Cincinnati Reds Announcer Uses Homophobic Slur on Live Mic

While preparing to announce a baseball game on Wednesday, Cincinnati Reds announcer Thom Brennaman was allegedly caught on a live microphone referring to Kansas City, Missouri with a homophobic epithet.

Brennaman has been worked for FOX Sports as an announcer since 1994. He is currently in his 14th season as a commentator and announcer for the Reds. Brennaman's father, Marty Brennaman, had been the broadcast voice of the Reds from 1974 to 2019. Thom Brennaman was in the midst of calling a double header between the Reds and the Kansas City Royals when he allegedly uttered the slur.

"One of the [expletive] capitals of the world," Brennaman said before going on to introduce the pre-game show.

Newsweek reached out to FOX Sports for comment.

Brennaman was not on camera when the slur was captured on audio.
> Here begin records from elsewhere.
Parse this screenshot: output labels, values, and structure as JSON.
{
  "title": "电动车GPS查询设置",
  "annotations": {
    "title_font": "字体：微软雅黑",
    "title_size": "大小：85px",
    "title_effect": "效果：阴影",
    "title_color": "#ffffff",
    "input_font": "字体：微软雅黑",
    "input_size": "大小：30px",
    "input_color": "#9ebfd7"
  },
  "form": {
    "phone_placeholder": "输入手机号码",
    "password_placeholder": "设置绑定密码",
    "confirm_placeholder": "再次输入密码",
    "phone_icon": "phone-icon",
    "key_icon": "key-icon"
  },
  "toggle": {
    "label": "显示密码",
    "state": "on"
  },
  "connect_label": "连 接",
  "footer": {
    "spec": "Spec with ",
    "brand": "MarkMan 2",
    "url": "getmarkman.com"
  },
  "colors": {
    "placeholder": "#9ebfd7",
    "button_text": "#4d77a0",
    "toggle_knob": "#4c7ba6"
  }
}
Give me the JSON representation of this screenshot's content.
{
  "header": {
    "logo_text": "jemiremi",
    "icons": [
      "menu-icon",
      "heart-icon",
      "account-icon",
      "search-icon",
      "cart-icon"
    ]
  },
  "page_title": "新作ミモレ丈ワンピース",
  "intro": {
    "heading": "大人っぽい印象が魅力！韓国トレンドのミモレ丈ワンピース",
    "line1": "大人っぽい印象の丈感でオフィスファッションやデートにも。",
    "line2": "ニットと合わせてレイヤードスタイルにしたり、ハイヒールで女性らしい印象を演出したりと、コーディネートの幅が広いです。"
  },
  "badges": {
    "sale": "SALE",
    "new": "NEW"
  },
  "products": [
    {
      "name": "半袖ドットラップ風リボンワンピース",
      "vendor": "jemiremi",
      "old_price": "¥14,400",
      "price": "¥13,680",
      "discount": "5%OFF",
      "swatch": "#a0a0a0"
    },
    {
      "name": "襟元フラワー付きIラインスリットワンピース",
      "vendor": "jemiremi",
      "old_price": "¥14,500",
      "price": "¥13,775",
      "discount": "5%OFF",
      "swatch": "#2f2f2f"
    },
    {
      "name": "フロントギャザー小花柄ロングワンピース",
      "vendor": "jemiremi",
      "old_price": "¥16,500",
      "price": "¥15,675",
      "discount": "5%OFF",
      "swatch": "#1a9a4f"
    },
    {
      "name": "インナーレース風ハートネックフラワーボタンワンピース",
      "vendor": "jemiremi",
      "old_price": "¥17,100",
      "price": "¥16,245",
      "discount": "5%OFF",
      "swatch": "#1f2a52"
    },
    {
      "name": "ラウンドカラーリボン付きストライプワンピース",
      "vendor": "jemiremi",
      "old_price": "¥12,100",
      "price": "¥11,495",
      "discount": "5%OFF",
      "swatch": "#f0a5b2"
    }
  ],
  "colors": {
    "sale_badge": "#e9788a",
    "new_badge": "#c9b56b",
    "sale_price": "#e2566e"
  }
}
It is unclear if Brennaman was aware the microphone was on.

Cincinnati Reds announcer Thom Brennaman was allegedly caught on a hot mic using an homophobic slur while broadcasting a double-header in Kansas City, Missouri on Wednesday. iStock/Getty

Brennaman later apologized on-air for his remark. "I made a comment earlier tonight that I guess went out over the air that I am deeply ashamed of," Brennaman said. "If I have hurt anyone out there, I can't tell you how much I say from the bottom of my heart I'm so very, very sorry."

"I don't know if I'm going to be putting on this headset again," Brennaman continued. "I don't know if it's going to be for the Reds, I don't know if it's going to be for my bosses at Fox." Brennaman emphasized that his comment did not represent who he is as a person.

Thom Brennaman previously courted controversy in 2019 when he said Chicago Cubs shortstop Addison Russell had to "suffer through a suspension" which "had to do with a domestic situation." Russell's suspension caused him to miss 40 games. Russell was suspended by Major League Baseball after his wife made public allegations that Russell had abused her.

Individuals being unaware that they were speaking into microphones that were active has led to candid comments being made public.

In June, New York Democratic Representative Eliot Engel was heard at a June news conference concerning civil unrest that he was only there for political reasons. "If I didn't have a primary, I wouldn't care," Engle said.

Bronx Borough President Ruben Diaz, Jr. responded to Engel's remarks. "Don't do that to me," Diaz said. "We're not gonna do this. We're not politicizing. Everybody's got a primary, you know. I'm sorry."

Engel's opponent in the June primary elections, Jamaal Bowman, said that people "need to be taking care of our communities right now, whether it's election season or not."

Bowman went on to defeat Engel in the primary. Engel had been a member of the U.S. Congress for 16 terms.